“The purpose of the event is to inform Cornell students about the wide range of career services available to them,” said event coordinator Jane Levy, senior associate director of Cornell Career Services.
“Students also have the opportunity to talk with representatives of various offices at Cornell and learn about web and library resources,” she added.
Advisors represented nearly 30 departments, divisions and programs, including the Biology Center and the Public Service Center in addition to career specialization such as management consulting, according to Levy.
“This is the only event with this breadth of affairs. It helps students with any career interests,” said Karin Ash Ph.D. ’99, director of Cornell Career Services.
A new feature of this year’s fair was a booth where students could receive resume critiques. Departmental representatives and a range of pamphlets also provided students with helpful resources.

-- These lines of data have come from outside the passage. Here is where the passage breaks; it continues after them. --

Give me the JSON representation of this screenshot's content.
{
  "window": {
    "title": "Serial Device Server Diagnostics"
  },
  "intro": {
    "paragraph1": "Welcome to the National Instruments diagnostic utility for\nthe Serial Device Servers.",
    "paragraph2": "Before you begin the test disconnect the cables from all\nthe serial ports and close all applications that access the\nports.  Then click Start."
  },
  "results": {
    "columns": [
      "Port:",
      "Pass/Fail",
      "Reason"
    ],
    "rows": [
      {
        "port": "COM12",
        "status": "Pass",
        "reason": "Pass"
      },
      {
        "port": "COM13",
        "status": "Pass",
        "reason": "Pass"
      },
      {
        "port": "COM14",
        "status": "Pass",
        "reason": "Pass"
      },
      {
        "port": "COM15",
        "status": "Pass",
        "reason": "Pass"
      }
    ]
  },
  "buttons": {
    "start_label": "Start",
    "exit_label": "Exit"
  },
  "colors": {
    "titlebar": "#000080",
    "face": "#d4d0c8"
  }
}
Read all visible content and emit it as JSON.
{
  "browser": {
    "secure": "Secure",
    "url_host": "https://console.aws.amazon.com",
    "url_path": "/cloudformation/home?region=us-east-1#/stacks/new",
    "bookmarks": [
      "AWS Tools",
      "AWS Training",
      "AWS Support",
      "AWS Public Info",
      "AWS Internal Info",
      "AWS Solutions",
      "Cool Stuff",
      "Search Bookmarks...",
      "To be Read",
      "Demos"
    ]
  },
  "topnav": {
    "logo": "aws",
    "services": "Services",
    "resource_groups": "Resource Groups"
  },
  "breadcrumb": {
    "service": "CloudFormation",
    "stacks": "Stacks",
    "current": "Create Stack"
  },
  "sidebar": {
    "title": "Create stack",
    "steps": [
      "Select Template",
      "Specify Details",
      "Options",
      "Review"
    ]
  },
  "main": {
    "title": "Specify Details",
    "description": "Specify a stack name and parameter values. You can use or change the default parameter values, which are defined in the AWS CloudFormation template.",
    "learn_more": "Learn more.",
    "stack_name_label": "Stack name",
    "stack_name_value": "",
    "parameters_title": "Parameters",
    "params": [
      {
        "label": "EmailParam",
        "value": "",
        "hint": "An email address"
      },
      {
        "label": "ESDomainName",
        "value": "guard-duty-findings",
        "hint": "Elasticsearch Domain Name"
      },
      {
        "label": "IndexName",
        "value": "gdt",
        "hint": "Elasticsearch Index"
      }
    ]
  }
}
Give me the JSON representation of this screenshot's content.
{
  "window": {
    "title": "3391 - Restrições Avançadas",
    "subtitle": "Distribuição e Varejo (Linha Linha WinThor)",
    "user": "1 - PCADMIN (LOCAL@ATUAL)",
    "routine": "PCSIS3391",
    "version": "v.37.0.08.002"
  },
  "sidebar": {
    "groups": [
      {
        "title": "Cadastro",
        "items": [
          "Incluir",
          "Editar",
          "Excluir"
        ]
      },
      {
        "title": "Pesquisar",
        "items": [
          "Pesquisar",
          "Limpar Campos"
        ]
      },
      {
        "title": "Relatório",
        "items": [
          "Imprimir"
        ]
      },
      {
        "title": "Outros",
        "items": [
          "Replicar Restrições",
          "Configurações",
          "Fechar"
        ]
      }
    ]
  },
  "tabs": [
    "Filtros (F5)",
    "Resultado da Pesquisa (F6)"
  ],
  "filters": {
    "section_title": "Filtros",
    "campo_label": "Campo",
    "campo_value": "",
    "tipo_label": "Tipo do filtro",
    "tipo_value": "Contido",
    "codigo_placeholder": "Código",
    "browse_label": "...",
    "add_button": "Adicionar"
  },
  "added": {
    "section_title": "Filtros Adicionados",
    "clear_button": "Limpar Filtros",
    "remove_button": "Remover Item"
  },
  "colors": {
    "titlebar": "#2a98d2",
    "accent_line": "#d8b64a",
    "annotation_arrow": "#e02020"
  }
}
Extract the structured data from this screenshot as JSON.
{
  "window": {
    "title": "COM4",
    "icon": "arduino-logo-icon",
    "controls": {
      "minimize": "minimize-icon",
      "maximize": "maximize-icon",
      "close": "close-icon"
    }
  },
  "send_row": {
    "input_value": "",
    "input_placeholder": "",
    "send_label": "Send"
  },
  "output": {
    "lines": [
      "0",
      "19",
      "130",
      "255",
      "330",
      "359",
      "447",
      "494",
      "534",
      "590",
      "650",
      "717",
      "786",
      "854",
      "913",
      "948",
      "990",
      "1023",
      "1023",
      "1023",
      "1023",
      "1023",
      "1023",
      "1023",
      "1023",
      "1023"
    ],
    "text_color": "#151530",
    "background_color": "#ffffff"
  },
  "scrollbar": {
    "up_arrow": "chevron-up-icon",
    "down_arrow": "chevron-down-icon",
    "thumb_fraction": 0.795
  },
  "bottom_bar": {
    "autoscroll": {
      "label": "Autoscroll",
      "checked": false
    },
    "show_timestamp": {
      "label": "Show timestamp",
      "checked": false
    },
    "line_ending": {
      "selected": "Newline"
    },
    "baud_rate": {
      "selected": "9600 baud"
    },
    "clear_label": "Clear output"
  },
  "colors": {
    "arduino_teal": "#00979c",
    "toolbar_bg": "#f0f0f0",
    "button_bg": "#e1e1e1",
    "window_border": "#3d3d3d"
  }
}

“We want to let the students know where our office is [which recently relocated to Goldwin Smith],” said Lisa Harris ’88, a representative from Arts and Sciences Career Services. “We provide career advising, and we have workshops and books that cover all major fields.”
Students who stopped by the Johnson Graduate School of Management’s table found general tips on applying to business school.
“The biggest advice [we give] is that you really need to know what you want to get out of business school before applying,” Scott Lewis MBA ’01 said.
Placing the representatives of departments from across campus in a central location also benefited students.
“It’s nice that you don’t have to go around campus [to talk to all these advisors],” Courtney Tawresey ’03 said.
“I came here to find the best route to take in order to get into law school,” Ryan Horn ’02 said. “And the people here are very nice and very accommodating.”
“I like to see the administration connect to students like this,” he added.
Archived article by Peter Lin